LABOMED brings high-end microscopes and diagonstic medical devices designed with the help of 3D printing
Helping scientists shed new light on the microscopic world around us is at the centre of what LABOMED does. Based in India, LABOMED’s research and development team creates a wide range of high-end professionals Stereo Microscope, Slit Lamp, Surgical Microscope and Colposcopes for biomedical, ophthalmology and gynaecology. Since its establishment in 2006, LABOMED’s high-quality products have made it among top 10 brand in medical diagnostic devices globally.
Focussed on creating flawless products, founder Neeraj Jain and the LABOMED team looked to 3D printing to help improve design quality, quicken the product development cycle and keep up with growing demand.
LABOMED initially relied on China-based service bureaus for 3D printed prototypes to verify concepts and functionality.

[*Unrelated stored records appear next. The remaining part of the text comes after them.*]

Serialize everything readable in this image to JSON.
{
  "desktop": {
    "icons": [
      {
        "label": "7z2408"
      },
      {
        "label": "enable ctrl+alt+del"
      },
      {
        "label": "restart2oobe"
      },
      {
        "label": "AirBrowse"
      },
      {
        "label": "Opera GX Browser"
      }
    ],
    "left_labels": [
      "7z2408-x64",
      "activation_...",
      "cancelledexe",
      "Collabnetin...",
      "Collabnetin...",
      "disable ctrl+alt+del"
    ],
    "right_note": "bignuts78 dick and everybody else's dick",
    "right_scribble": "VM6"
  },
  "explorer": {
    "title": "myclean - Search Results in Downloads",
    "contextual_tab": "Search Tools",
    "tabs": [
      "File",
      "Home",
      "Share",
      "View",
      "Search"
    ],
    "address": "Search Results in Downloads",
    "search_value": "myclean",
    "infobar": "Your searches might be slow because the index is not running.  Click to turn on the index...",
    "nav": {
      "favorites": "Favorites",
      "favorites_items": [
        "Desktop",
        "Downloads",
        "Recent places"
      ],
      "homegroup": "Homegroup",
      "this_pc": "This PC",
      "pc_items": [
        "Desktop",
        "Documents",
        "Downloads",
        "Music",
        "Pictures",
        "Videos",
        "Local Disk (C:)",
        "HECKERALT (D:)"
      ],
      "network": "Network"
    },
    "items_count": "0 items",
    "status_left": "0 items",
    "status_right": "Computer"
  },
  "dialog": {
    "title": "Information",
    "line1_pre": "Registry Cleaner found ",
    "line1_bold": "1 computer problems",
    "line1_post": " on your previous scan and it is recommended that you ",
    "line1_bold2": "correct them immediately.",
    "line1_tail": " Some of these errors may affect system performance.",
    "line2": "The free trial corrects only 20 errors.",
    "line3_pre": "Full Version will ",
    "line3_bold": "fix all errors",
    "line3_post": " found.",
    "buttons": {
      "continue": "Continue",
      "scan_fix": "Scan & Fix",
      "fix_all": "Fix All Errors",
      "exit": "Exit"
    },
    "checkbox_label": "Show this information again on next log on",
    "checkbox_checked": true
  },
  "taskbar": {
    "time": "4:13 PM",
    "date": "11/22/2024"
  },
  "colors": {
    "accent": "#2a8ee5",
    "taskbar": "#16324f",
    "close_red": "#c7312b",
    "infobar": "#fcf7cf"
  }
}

However, outsourcing was time-consuming and difficult due to communication with vendors. Also, working with strict validation schedules did not allow enough flexibility during the design review process.
“It was a Catch-22 for the team because it seemed that we had to forgo innovation to make time for quality. There was no room for any rough designs or ideation when we outsourced our prototyping because we had to meet tight production and launch schedules,” said Jain.
Outsourcing 3D printed prototypes was not only time-consuming, but it amounted to substantial costs with less than desirable results. Ordering one prototype could take as long as one month and cost Rs 25,000 ($ 383). Plus, prototypes created by vendors using powder-based 3D printing were breakable and in-accurate. In-house 3D printing allowed for validation earlier in the design, helping avoid the costly need for changes at the end of the design process.
To save time and money, LABOMED acquired their own 3D printer from Stratasys. With 3D printing in-house, the R&D team conceptualises ideas and creates mock-ups as soon as their CAD files are ready. Engineers no longer need to wait one month to hold printed models in their hands. Prototypes are ready within two to three hours, and cost around Rs 12,000 ($180), giving designers the freedom to test and iterate innovative designs.
Bringing success into focus
One of the most-printed components is the body covers for the LABOMED Surgical Zoom Microscope, which enhance the focusing mechanism of the binoculars on the instrument. To finalise the design of the cover, designers and engineers print prototypes to test the assemblies, living hinges and fit prior to mass manufacturing. The printed body cover prototypes are tested for cracks or leaks before painting, and patterns are added for look-and-feel
“It would have taken us months to come up with the final binocular body cover design through a service bureau, but using the uPrint 3D Printer has streamlined the prototyping process, a huge benefit for us,” said Jain.
With the drastic reduction in time and cost spent on prototyping, LABOMED’s designers and engineers now focus on researching and generating new designs without worrying about meeting tight deadlines.
“The uPrint has resolved our design problems and has been one of the key elements that transformed our operations process,” said Jain. “We can now observe finer details in printed parts, identify design errors earlier on and ensure best-in-class products for our customers, all achieved in half the time and cost. Even our sales and marketing staff is ready to take on challenges and showcase new products and concepts with the highly precise 3D models.”